Let us now examine this diagram and observe as closely as possible how the relative values there expressed (without regard to the actual values which they represent) conform to common observation. From the initial point, there is a rapid rise, caused by a rapidly enhancing value occasioned by the greater certainty of escape from the dangers of tender childhood. Each month and week during this period is hazardous, and as each month and year is passed in safety the risk becomes correspondingly less. Following this, is a flat portion during which the values do not change so markedly, until the age of puberty is passed. Then occurs a sharp increase, which, as it merges with the term of self-sustenance, becomes more rapid, culminating at about the age of 30 years. This is the prime of American manhood; not the period of highest productiveness, nor the age of ripest wisdom. The future is now the important feature, and there are questions of permanence to be taken into consideration.
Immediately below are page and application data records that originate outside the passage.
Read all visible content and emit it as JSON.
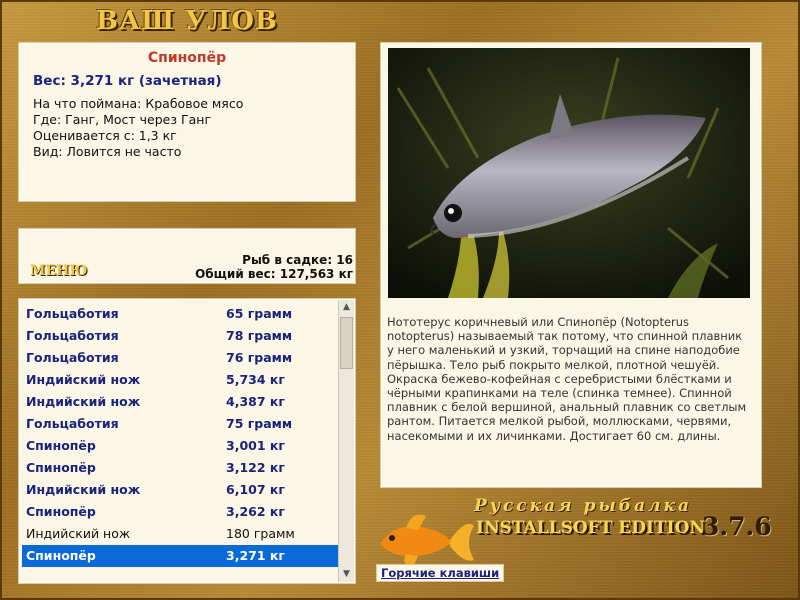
{
  "header": {
    "title": "ВАШ УЛОВ"
  },
  "catch": {
    "fish_name": "Спинопёр",
    "weight": "Вес: 3,271 кг (зачетная)",
    "bait": "На что поймана: Крабовое мясо",
    "location": "Где: Ганг, Мост через Ганг",
    "value": "Оценивается с: 1,3 кг",
    "rarity": "Вид: Ловится не часто"
  },
  "summary": {
    "menu_label": "МЕНЮ",
    "fish_count": "Рыб в садке: 16",
    "total_weight": "Общий вес: 127,563 кг"
  },
  "catch_list": [
    {
      "name": "Гольцаботия",
      "weight": "65 грамм",
      "style": "bold"
    },
    {
      "name": "Гольцаботия",
      "weight": "78 грамм",
      "style": "bold"
    },
    {
      "name": "Гольцаботия",
      "weight": "76 грамм",
      "style": "bold"
    },
    {
      "name": "Индийский нож",
      "weight": "5,734 кг",
      "style": "bold"
    },
    {
      "name": "Индийский нож",
      "weight": "4,387 кг",
      "style": "bold"
    },
    {
      "name": "Гольцаботия",
      "weight": "75 грамм",
      "style": "bold"
    },
    {
      "name": "Спинопёр",
      "weight": "3,001 кг",
      "style": "bold"
    },
    {
      "name": "Спинопёр",
      "weight": "3,122 кг",
      "style": "bold"
    },
    {
      "name": "Индийский нож",
      "weight": "6,107 кг",
      "style": "bold"
    },
    {
      "name": "Спинопёр",
      "weight": "3,262 кг",
      "style": "bold"
    },
    {
      "name": "Индийский нож",
      "weight": "180 грамм",
      "style": "plain"
    },
    {
      "name": "Спинопёр",
      "weight": "3,271 кг",
      "style": "sel"
    }
  ],
  "description": "Нототерус коричневый или Спинопёр (Notopterus notopterus) называемый так потому, что спинной плавник у него маленький и узкий, торчащий на спине наподобие пёрышка. Тело рыб покрыто мелкой, плотной чешуёй. Окраска бежево-кофейная с серебристыми блёстками и чёрными крапинками на теле (спинка темнее). Спинной плавник с белой вершиной, анальный плавник со светлым рантом. Питается мелкой рыбой, моллюсками, червями, насекомыми и их личинками. Достигает 60 см. длины.",
  "footer": {
    "brand": "Русская рыбалка",
    "edition": "INSTALLSOFT EDITION",
    "version": "3.7.6",
    "hotkeys": "Горячие клавиши"
  },
  "colors": {
    "accent_blue": "#1a237e",
    "selection": "#0a6ad8",
    "fish_name_red": "#c0392b",
    "gold_text": "#f0c64a"
  },
  "icons": {
    "logo": "goldfish-icon",
    "scroll_up": "arrow-up-icon",
    "scroll_down": "arrow-down-icon"
  }
}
Physical vigor usually begins to decline at this period. We are familiar with the fact that the powers of the athelete then begin to wane; champions of this age give way to younger aspirants. This means that the risk becomes greater and the confidence in future values is lowered. Therefore, even though the age of 30 is not the climax of existing usefulness, it comprises the highest combination of value and permanence.

After the age of 30, there follows a gradual decline of values until the age period 55-60 is reached, when the declivity becomes sharp, remaining so to the end. The decrease in each age group is not marked and might not be apparent when separate cases are considered, but the collective arrangement indicates with faithful accuracy all that might be expected from common observation.



1. The pecuniary value of life is subject to the same economic laws as are applied to the more vulgar commodities.

2. In courts of law, the measure of an individual's productiveness, which is the measure of his value, receives the most careful scrutiny; therefore the decisions of such courts, where existing statutes permit, are trustworthy in determining an individual's value to his family.

3. The pecuniary value of a life to its relatives represents its pecuniary value to society.

4. Damages given for wrongful death are such that they can be represented by an average in different age groups, with only narrow limits of probable error.

5. The relation of these age-group values, one to the other, is supported by common observation and statistical reasoning.